The six-transmembrane epithelial antigen of prostate (STEAP) protein was identified in advanced prostate cancer. STEAP1 is highly expressed in human prostate cancer and is up-regulated in various cancers, including lung, bladder, colon, ovarian, and Ewing cancers. Immunohistochemical analysis of clinical specimens demonstrates significant STEAP1 expression at the cell–cell junctions of the secretory epithelium of prostate and prostate cancer cells. Little to no staining was detected at the plasma membranes of normal non-prostate human tissues, except for bladder tissue, which expressed low levels of STEAP1 at the cell membrane. Its cell-surface localization, together with its six-transmembrane topology, suggests STEAP1 may function as a channel/transporter protein in cell–cell junctions. Given its increased expression in cancer tissues, STEAP1 could be a promising target for T-cell based or antibody immunotherapy. In prostate cancers, STEAP1-specific Targeting STEAP1 appeared also useful for T-cell based immunotherapy in renal and bladder cancers. Finally, STEAP1 was also described as an attractive target for antibody therapy in multiple solid tumors including prostate, renal and bladder cancers. cytotoxic T lymphocytes (CTLs) were found to inhibit the growth of transplantable prostate tumor cells in murine models. An immunization with recombinant DNA or modified vaccinia virus Ankara vector delivering STEAP1 antigen inhibited prostate cancer progression in a murine subcutaneous syngeneic tumor model.

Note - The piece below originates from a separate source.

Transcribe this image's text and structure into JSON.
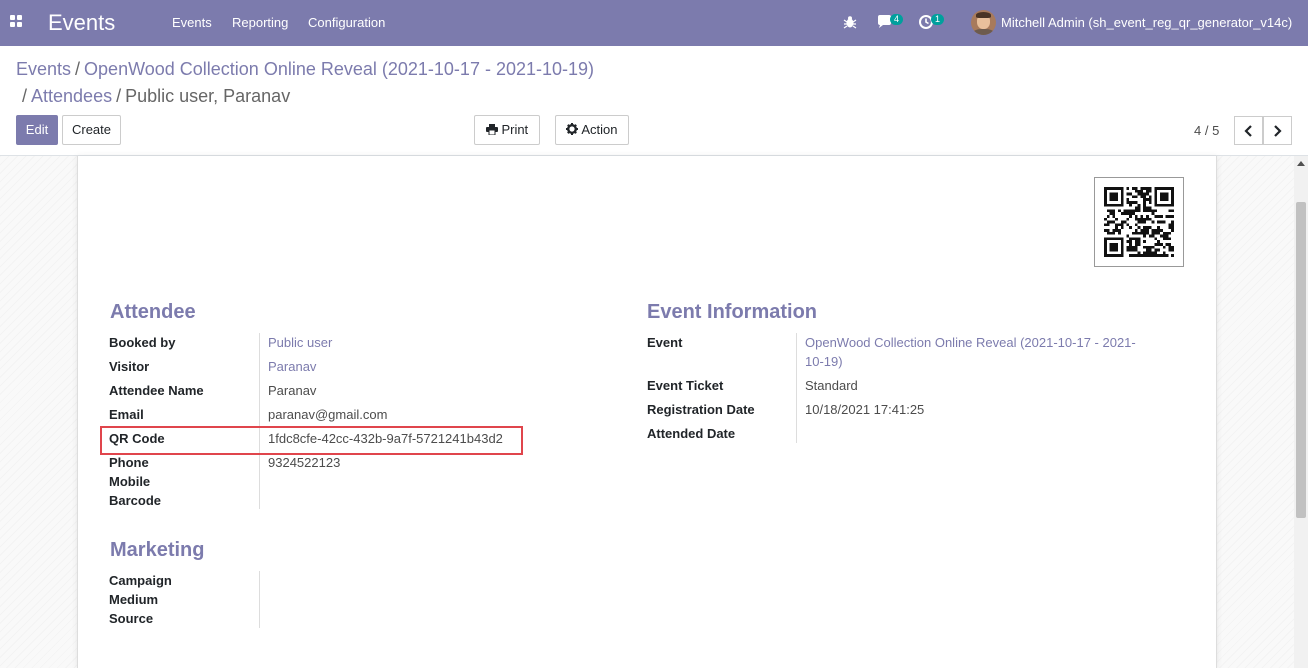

Moreaux J, et al. STEAP1 is overexpressed in cancers: a promising therapeutic target[J]. Biochemical and biophysical research communications, 2012, 429(3): 148-155.